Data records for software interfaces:
□ □ □ □ □

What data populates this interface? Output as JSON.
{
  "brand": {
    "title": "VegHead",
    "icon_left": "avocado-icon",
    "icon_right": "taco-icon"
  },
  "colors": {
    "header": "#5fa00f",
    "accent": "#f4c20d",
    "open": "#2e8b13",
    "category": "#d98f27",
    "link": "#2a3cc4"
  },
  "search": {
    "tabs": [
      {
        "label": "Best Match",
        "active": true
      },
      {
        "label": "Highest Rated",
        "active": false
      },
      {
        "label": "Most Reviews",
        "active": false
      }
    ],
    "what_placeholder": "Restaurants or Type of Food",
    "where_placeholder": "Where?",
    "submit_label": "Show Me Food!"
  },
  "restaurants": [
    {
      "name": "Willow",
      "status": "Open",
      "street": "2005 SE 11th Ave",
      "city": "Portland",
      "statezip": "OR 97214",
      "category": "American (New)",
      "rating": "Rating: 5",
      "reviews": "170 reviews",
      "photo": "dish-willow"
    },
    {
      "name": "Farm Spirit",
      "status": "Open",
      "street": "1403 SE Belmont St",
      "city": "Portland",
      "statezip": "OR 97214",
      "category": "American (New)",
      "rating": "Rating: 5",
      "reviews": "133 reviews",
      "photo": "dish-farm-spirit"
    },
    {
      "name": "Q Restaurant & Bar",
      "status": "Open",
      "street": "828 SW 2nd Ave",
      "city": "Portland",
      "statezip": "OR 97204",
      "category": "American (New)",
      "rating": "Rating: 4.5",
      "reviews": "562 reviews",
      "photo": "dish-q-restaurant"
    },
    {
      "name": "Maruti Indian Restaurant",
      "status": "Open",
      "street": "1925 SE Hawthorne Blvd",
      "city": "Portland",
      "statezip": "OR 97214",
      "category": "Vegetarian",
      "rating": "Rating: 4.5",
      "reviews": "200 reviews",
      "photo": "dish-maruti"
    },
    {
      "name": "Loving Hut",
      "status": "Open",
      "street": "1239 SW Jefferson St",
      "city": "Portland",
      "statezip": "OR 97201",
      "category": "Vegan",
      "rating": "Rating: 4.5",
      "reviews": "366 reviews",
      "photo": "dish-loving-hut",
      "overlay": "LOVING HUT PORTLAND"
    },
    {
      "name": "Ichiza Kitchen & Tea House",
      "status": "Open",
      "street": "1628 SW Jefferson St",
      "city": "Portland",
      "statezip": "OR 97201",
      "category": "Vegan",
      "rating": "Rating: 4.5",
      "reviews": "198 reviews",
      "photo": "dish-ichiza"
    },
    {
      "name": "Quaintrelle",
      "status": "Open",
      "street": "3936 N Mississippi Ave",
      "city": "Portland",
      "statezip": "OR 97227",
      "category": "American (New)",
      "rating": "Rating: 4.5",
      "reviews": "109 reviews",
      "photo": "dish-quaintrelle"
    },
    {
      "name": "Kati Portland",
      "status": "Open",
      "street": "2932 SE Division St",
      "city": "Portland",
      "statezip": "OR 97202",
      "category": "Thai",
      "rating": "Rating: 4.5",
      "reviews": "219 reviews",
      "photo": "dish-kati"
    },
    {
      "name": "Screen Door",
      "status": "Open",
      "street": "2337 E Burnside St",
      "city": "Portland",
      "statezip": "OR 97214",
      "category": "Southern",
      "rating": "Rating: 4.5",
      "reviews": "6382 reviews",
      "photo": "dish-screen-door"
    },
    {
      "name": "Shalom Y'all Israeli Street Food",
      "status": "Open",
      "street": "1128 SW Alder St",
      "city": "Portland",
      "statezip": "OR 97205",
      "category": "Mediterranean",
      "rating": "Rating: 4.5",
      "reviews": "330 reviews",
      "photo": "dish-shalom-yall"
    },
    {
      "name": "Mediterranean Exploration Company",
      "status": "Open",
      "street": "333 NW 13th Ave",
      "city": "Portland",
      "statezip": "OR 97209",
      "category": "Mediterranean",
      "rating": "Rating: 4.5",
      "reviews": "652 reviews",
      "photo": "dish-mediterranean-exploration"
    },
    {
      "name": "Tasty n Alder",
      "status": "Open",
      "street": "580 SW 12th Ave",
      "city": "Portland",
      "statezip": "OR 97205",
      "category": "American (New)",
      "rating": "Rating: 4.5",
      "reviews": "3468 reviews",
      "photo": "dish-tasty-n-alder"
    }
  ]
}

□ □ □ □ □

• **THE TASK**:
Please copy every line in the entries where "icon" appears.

• **RESULT OF THIS TASK**:
    "icon_left": "avocado-icon",
    "icon_right": "taco-icon"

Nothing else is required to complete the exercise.